You want to run a name server as a user other than root, so a hacker successfully breaking in through the named process doesn't have access to the host as root.
Add a passwd file entry for a new user; the only function of this file is to run the name server. Call this user something descriptive, such as bind or named. A passwd entry for a bind user might look like this:
bind:*:53:53:BIND name server:/:/bin/nologin
Optionally, add a group file entry for a new group, which this new user and any other users who are authorized to edit zone data file will belong to.
Adjust the ownership and permission of files and directories to make sure that this user (and group, if you created one) can:
Once you've modified the environment as needed, start named with the -u command-line option, specifying as the option's argument the name or user ID of the user to run as. The first time you do it, check named's syslog output for any startup errors caused by permission problems. Once named starts cleanly, add the -u option to your system's startup scripts.
Note that, as long as named is configured to listen on port 53, the default port, it must be started by root, since port 53 is a privileged port. The -u option simply tells it to give up root privilege as soon as it's done what it needs to do as root.
As Section 7.8 says, name servers that run in a chroot( ) environment normally run as a non-root user, too, to prevent hackers from escaping the chroot( ) jail.
BIND 8 name servers also support a -g command-line option to set the name server's group ID. If -g isn't specified, the name server changes group to the primary group of the user specified in the -u option. BIND 9 name servers don't support -g, and always change group to the primary group of the user named in -u.
On a BIND 8 name server, you may also need to change the group membership and permissions of the ndc Unix domain socket in order to allow users in the bind group to write to it.
7.9.4 See Also
Section 1.21 for editing startup scripts, Section 7.8 for running a name server in a chroot( ) environment, and "Running BIND with Least Privilege" in Chapter 11 of DNS and BIND.

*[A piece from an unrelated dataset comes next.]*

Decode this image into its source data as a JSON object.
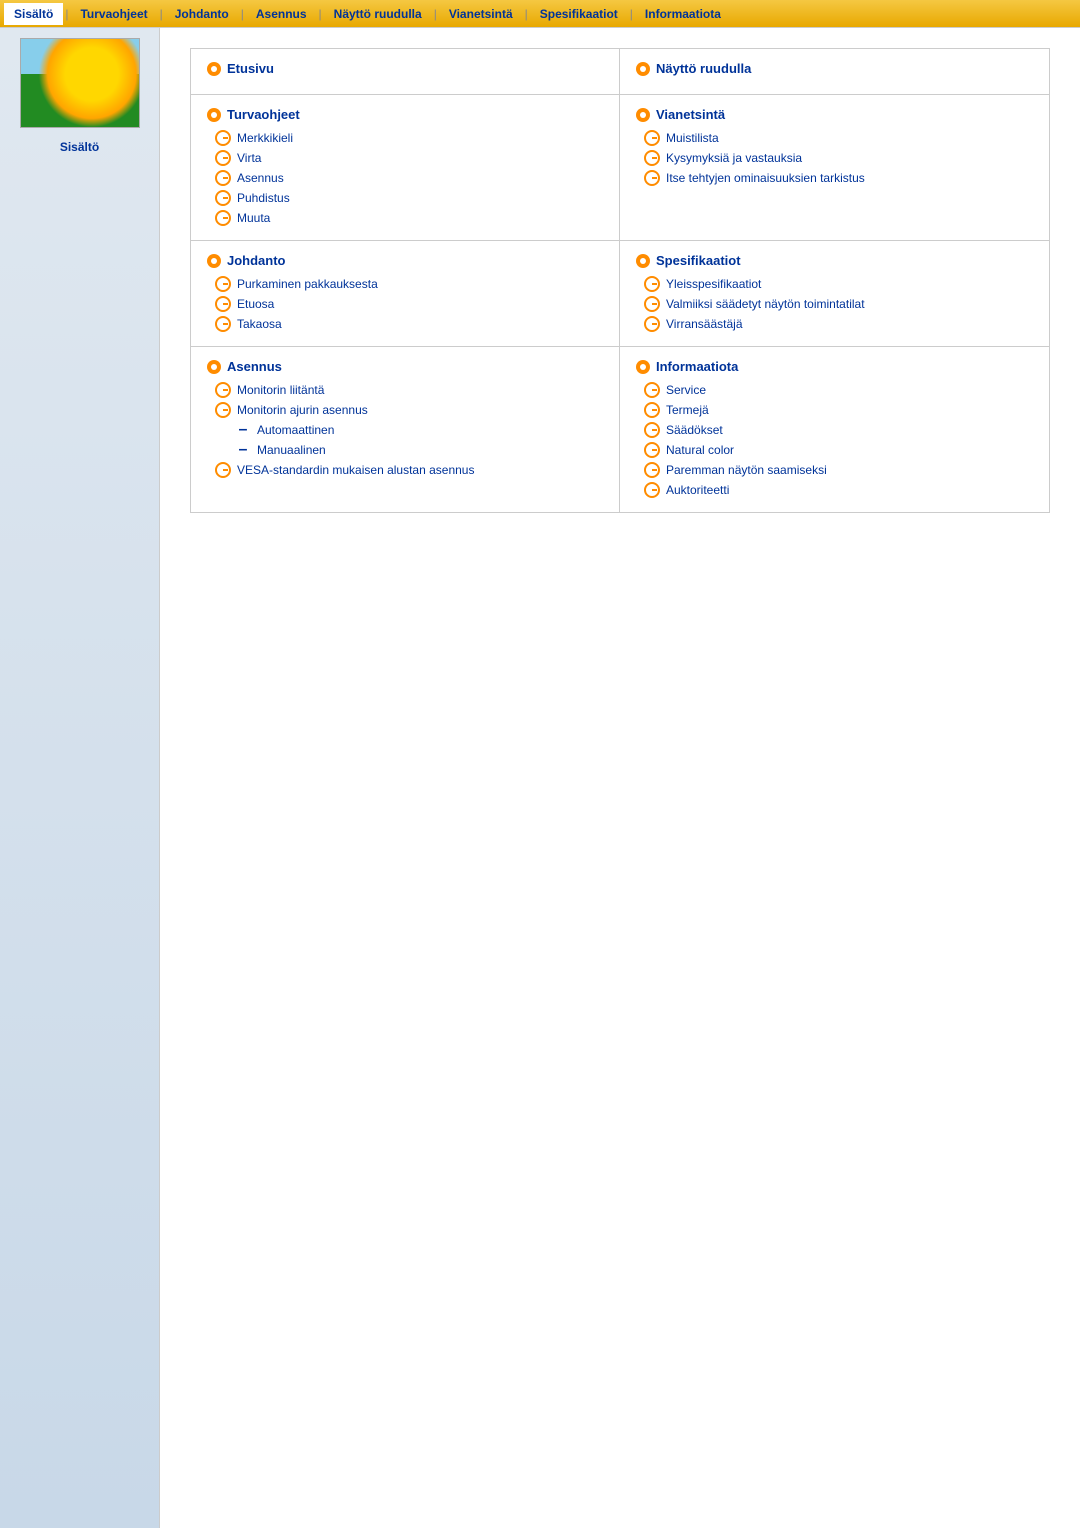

BIND Name Server Configuration
BIND Name Server Operations
Delegation and Registration
Interoperability and Upgrading
Resolvers and Programming
Logging and Troubleshooting